■ **INSTRUCTIONS FOR THE TASK**
All of the data must be written out verbatim, with pictures excluded.

===== INFORMATION GIVEN =====

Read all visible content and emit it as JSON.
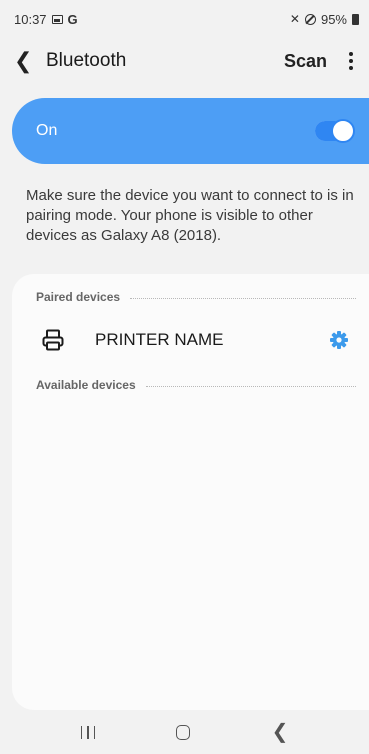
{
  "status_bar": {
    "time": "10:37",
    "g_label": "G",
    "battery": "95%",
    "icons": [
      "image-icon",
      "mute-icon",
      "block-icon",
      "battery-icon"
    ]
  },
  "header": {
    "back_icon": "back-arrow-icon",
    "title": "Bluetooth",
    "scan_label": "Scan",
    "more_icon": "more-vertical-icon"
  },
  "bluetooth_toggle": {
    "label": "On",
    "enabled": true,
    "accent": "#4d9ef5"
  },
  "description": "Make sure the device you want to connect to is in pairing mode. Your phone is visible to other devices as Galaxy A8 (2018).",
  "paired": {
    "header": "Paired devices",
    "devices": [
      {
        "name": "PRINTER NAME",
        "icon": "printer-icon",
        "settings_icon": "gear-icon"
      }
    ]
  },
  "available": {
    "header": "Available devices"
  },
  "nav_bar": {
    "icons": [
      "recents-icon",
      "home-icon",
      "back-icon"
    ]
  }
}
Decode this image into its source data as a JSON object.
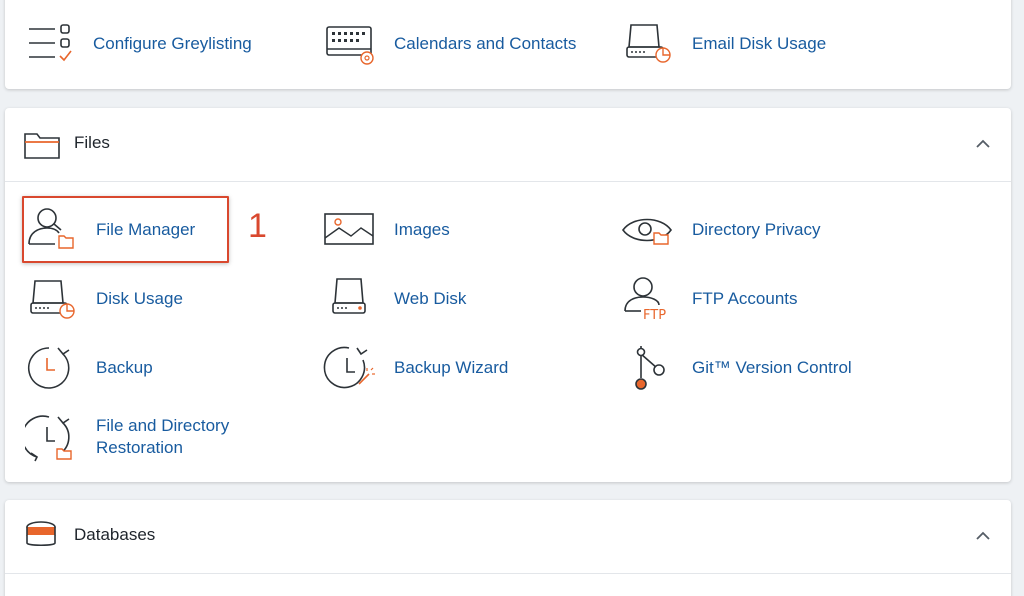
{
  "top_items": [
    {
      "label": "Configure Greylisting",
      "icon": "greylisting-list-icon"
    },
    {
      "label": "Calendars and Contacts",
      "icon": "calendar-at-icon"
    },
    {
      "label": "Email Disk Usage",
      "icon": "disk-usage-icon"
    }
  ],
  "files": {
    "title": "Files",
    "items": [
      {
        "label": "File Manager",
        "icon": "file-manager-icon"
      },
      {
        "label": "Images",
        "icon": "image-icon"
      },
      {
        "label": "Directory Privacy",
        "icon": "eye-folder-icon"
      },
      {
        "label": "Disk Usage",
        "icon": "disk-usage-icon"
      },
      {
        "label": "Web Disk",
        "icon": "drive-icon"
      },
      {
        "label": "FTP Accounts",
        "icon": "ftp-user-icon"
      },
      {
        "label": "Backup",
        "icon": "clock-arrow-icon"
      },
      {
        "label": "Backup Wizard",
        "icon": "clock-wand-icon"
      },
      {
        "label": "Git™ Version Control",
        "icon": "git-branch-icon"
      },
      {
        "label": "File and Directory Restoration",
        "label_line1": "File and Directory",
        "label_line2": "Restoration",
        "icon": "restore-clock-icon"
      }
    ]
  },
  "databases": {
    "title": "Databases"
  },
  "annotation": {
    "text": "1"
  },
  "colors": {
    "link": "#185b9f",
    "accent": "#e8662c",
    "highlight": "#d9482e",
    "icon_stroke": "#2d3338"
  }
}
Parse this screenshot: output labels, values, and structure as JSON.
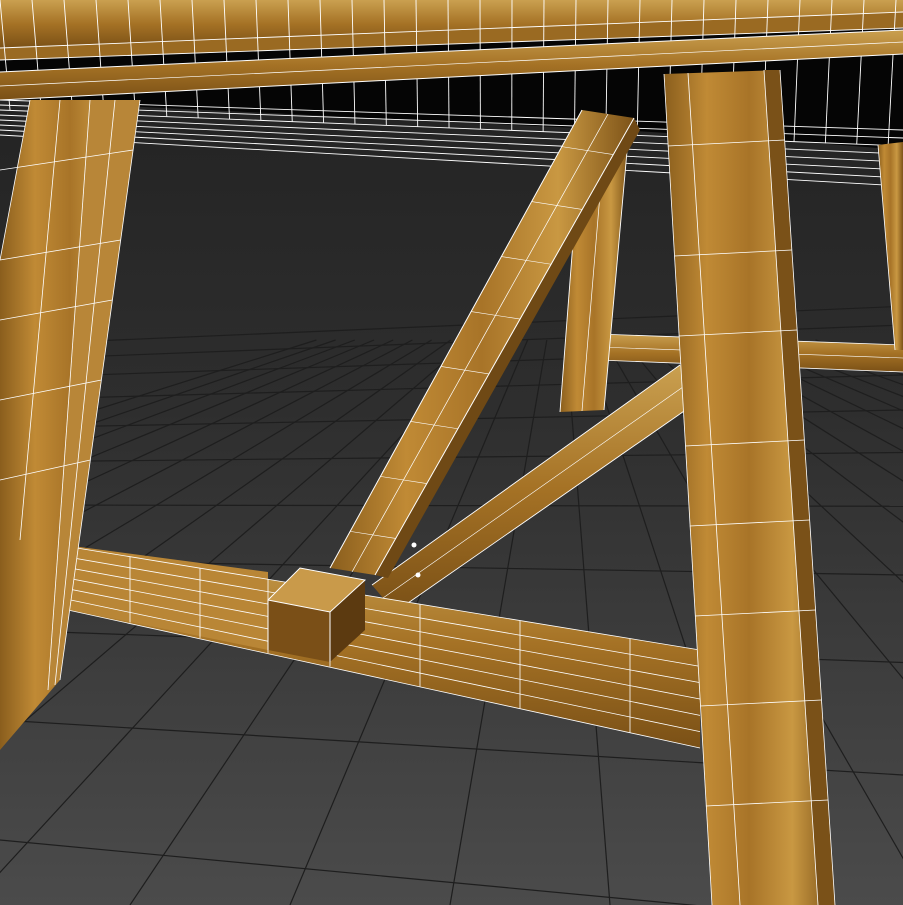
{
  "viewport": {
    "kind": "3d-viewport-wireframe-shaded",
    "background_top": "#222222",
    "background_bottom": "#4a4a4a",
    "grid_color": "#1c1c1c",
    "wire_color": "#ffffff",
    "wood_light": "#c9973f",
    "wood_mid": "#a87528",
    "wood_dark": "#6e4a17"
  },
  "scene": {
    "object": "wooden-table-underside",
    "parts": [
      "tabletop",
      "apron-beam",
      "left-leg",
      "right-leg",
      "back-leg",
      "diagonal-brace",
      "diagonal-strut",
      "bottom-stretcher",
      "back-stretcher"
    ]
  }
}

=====

■ **RESULT OF THIS EXERCISE**
Read all visible content and emit it as JSON.
{
  "status_bar": {
    "time": "10:37",
    "g_label": "G",
    "battery": "95%",
    "icons": [
      "image-icon",
      "mute-icon",
      "block-icon",
      "battery-icon"
    ]
  },
  "header": {
    "back_icon": "back-arrow-icon",
    "title": "Bluetooth",
    "scan_label": "Scan",
    "more_icon": "more-vertical-icon"
  },
  "bluetooth_toggle": {
    "label": "On",
    "enabled": true,
    "accent": "#4d9ef5"
  },
  "description": "Make sure the device you want to connect to is in pairing mode. Your phone is visible to other devices as Galaxy A8 (2018).",
  "paired": {
    "header": "Paired devices",
    "devices": [
      {
        "name": "PRINTER NAME",
        "icon": "printer-icon",
        "settings_icon": "gear-icon"
      }
    ]
  },
  "available": {
    "header": "Available devices"
  },
  "nav_bar": {
    "icons": [
      "recents-icon",
      "home-icon",
      "back-icon"
    ]
  }
}
Decode this image into its source data as a JSON object.
{
  "top_items": [
    {
      "label": "Configure Greylisting",
      "icon": "greylisting-list-icon"
    },
    {
      "label": "Calendars and Contacts",
      "icon": "calendar-at-icon"
    },
    {
      "label": "Email Disk Usage",
      "icon": "disk-usage-icon"
    }
  ],
  "files": {
    "title": "Files",
    "items": [
      {
        "label": "File Manager",
        "icon": "file-manager-icon"
      },
      {
        "label": "Images",
        "icon": "image-icon"
      },
      {
        "label": "Directory Privacy",
        "icon": "eye-folder-icon"
      },
      {
        "label": "Disk Usage",
        "icon": "disk-usage-icon"
      },
      {
        "label": "Web Disk",
        "icon": "drive-icon"
      },
      {
        "label": "FTP Accounts",
        "icon": "ftp-user-icon"
      },
      {
        "label": "Backup",
        "icon": "clock-arrow-icon"
      },
      {
        "label": "Backup Wizard",
        "icon": "clock-wand-icon"
      },
      {
        "label": "Git™ Version Control",
        "icon": "git-branch-icon"
      },
      {
        "label": "File and Directory Restoration",
        "label_line1": "File and Directory",
        "label_line2": "Restoration",
        "icon": "restore-clock-icon"
      }
    ]
  },
  "databases": {
    "title": "Databases"
  },
  "annotation": {
    "text": "1"
  },
  "colors": {
    "link": "#185b9f",
    "accent": "#e8662c",
    "highlight": "#d9482e",
    "icon_stroke": "#2d3338"
  }
}
Parse this screenshot: output labels, values, and structure as JSON.
{
  "viewport": {
    "kind": "3d-viewport-wireframe-shaded",
    "background_top": "#222222",
    "background_bottom": "#4a4a4a",
    "grid_color": "#1c1c1c",
    "wire_color": "#ffffff",
    "wood_light": "#c9973f",
    "wood_mid": "#a87528",
    "wood_dark": "#6e4a17"
  },
  "scene": {
    "object": "wooden-table-underside",
    "parts": [
      "tabletop",
      "apron-beam",
      "left-leg",
      "right-leg",
      "back-leg",
      "diagonal-brace",
      "diagonal-strut",
      "bottom-stretcher",
      "back-stretcher"
    ]
  }
}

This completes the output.